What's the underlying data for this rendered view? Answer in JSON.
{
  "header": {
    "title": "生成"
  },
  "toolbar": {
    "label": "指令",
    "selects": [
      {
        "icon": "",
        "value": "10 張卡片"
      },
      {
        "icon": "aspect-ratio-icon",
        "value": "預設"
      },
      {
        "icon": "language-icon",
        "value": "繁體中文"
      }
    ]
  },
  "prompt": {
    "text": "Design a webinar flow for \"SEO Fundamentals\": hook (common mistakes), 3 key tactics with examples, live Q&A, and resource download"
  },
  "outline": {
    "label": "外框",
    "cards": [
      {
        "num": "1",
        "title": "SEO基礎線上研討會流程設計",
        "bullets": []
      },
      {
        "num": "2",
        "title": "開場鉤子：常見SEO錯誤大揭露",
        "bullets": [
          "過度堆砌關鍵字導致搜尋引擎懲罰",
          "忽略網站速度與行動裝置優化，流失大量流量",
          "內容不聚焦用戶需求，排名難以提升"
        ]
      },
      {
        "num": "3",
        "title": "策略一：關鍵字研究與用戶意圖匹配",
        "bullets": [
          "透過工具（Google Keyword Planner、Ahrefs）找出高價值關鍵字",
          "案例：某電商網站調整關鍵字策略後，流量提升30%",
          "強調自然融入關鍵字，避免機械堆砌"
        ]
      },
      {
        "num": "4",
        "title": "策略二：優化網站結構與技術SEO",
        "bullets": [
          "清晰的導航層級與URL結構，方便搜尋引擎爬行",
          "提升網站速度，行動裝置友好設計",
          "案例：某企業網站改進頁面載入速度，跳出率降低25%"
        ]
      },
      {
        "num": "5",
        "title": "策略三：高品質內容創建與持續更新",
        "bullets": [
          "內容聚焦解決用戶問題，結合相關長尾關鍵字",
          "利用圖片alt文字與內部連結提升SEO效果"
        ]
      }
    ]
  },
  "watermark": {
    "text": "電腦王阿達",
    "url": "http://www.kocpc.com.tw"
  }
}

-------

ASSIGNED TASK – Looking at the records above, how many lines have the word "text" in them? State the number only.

SOLUTION – 2